2022 Mid-South Glycoscience Meeting
Thursday, June 16, 2022 Thad Cochran Research Center University of Mississippi, Oxford, Mississippi
Richard D. Cummings, Beth Israel Deaconess Medical Center and Harvard Medical School in Boston, Massachusetts
Dr. Richard Cummings is the S. Daniel Abraham Endowed Professor of Surgery at Beth Israel Deaconess Medical Center, Harvard Medical School and Chief of the Division of Surgical Sciences, the Director of the NIH-funded National Center for Functional Glycomics (NCFG), Director of Harvard Medical School Center for Glycoscience, as well as an international leader in the field of glycobiology. Cummings' research aims to understand the structure and function of glycoconjugates in cell adhesion and signaling, studying the molecular and biochemical functions of surface and secreted glycoproteins in normal biological processes and disease.
Kelley Moremen, Complex Carbohydrate Research Center, University of Georgia, Athens, Georgia
Dr. Kelley Moremen is a Distinguished Research Professor at the University of Georgia and is Associate Director for Commercialization for the Complex Carbohydrate Research Center (CCRC). Dr. Moremen has served as chair of the Glycobiology Gordon Research Conference and President, Board of Directors, and Secretary of the Society for Glycobiology. Research in the Moremen lab focuses on the structure, regulation, and localization of enzymes involved in the biosynthesis, recognition, and catabolism of mammalian glycoproteins.
Susan Bellis, Heersink School of Medicine, University of Alabama at Birmingham, Birmingham, Alabama
Dr. Susan L. Bellis is a Professor in the Department of Cell, Developmental and Integrative Biology, and the Alma B. Maxwell Endowed Chair, at the University of Alabama at Birmingham (UAB). Dr. Bellis received a Ph.D. in Biochemistry from the University of Rhode Island in 1993, and conducted postdoctoral studies at SUNY Health Sciences Center in Syracuse, NY. She joined the faculty at UAB in 1998. Research in the Bellis laboratory focuses on the effects of N-glycan composition on the structure and function of cell surface receptors involved in neoplastic transformation. In particular, her group studies the role of α2,6 sialylation in modulating the activity of select growth factor receptors and death receptors. The addition of α2,6-linked sialic acids to N-glycans is mediated by the ST6GAL1 sialyltransferase, an enzyme known to be upregulated in numerous human malignancies. Using cell and organoid models, as well as mouse models with genetic overexpression or deletion of ST6GAL1, the Bellis group has shown that ST6GAL1 functions to promote both tumor-initiation and progression. Dr. Bellis' research has been supported by the NIH, Department of Defense, American Heart Association, and other agencies. Dr. Bellis is a member of the NCI-sponsored Alliance of Glycobiologists for Cancer Research. She is also the 2022 President Elect of the Society for Glycobiology.
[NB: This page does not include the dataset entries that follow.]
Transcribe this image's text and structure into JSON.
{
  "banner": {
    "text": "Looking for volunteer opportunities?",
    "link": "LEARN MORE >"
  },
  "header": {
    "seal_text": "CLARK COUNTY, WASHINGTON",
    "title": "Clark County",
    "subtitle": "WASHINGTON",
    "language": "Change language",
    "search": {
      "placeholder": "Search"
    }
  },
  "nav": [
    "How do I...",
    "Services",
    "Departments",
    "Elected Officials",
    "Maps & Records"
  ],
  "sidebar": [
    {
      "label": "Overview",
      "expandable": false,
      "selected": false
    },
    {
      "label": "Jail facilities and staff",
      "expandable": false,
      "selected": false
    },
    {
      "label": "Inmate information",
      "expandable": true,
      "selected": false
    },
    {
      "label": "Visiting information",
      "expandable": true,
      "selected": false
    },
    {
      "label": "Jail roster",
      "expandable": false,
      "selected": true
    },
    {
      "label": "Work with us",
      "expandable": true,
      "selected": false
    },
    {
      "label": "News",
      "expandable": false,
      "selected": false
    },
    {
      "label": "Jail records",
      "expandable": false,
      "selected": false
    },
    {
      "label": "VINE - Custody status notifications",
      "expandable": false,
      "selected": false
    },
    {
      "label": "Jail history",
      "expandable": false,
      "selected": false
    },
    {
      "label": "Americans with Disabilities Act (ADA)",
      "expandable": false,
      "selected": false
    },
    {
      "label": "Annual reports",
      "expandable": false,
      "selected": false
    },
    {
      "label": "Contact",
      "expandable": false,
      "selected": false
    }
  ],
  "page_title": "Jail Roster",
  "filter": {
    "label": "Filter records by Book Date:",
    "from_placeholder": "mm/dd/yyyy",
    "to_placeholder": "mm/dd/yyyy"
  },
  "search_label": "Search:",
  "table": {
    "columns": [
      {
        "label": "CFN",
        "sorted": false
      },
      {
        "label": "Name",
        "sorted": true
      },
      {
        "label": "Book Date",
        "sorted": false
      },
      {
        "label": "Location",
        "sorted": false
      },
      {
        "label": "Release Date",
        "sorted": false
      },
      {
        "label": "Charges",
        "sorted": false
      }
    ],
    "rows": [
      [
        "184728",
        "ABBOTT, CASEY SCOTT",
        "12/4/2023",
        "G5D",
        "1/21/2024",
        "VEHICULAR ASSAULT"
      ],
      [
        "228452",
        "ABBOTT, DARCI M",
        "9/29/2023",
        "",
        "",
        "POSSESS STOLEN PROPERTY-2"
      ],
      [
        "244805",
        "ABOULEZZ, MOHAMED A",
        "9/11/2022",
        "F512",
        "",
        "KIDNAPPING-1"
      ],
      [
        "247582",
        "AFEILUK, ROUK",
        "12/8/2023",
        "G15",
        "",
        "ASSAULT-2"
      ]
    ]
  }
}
Ben Swarts, Department of Chemistry and Biochemistry, Central Michigan University, Mount Pleasant, MI
Dr. Ben Swarts completed a B.A. in Chemistry from the College of Wooster in 2004 and a Ph.D. in Chemistry from Wayne State University in 2010 under the supervision of Zhongwu Guo. He studied as a postdoctoral fellow at the University of California, Berkeley with Carolyn Bertozzi until 2013. He is an associate professor at Central Michigan University where his lab develops chemical tools for investigating and targeting cell envelope components in mycobacteria, which include the pathogen that causes tuberculosis.
Qiang Zhang, Department of Chemistry, University at Albany, SUNY, Albany, NY
Dr. Qiang Zhang completed a Ph.D. at Boston University in 2011 and studied as a postdoctoral fellow at the Memorial Sloan Kettering Cancer Center from 2012 until 2015. He is an associate professor of Chemistry at the University at Albany where he is currently the Principal Investigator of the Zhang Group with primary research interests including novel chemical methodology facilitated polypeptide; carbohydrate, and glycoprotein synthesis.